▶ _Exercise description_
Search the records for the string "label" and copy every line in which it appears.

▶ _Data in this exercise_
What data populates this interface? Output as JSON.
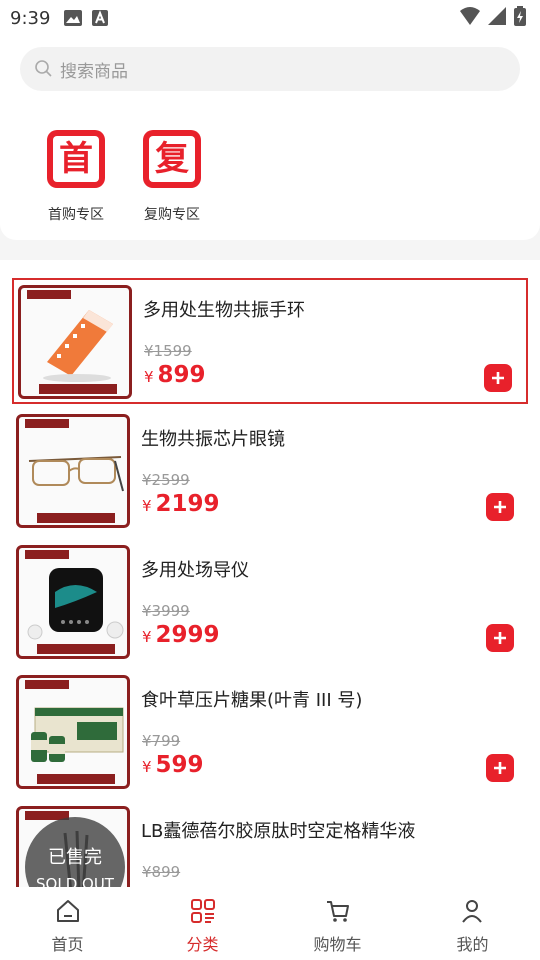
{
  "status_bar": {
    "time": "9:39"
  },
  "search": {
    "placeholder": "搜索商品"
  },
  "entries": [
    {
      "char": "首",
      "label": "首购专区"
    },
    {
      "char": "复",
      "label": "复购专区"
    }
  ],
  "products": [
    {
      "name": "多用处生物共振手环",
      "old_price": "¥1599",
      "currency": "¥",
      "price": "899",
      "sold_out": false
    },
    {
      "name": "生物共振芯片眼镜",
      "old_price": "¥2599",
      "currency": "¥",
      "price": "2199",
      "sold_out": false
    },
    {
      "name": "多用处场导仪",
      "old_price": "¥3999",
      "currency": "¥",
      "price": "2999",
      "sold_out": false
    },
    {
      "name": "食叶草压片糖果(叶青 III 号)",
      "old_price": "¥799",
      "currency": "¥",
      "price": "599",
      "sold_out": false
    },
    {
      "name": "LB蠹德蓓尔胶原肽时空定格精华液",
      "old_price": "¥899",
      "currency": "¥",
      "price": "",
      "sold_out": true,
      "sold_out_cn": "已售完",
      "sold_out_en": "SOLD OUT"
    }
  ],
  "nav": [
    {
      "label": "首页",
      "icon": "home-icon"
    },
    {
      "label": "分类",
      "icon": "category-icon",
      "active": true
    },
    {
      "label": "购物车",
      "icon": "cart-icon"
    },
    {
      "label": "我的",
      "icon": "user-icon"
    }
  ],
  "colors": {
    "accent": "#e8212b",
    "thumb_frame": "#8b1f1f",
    "selected_border": "#d62c2c"
  }
}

▶ _Your solution_
      "label": "首购专区"
      "label": "复购专区"
      "label": "首页",
      "label": "分类",
      "label": "购物车",
      "label": "我的",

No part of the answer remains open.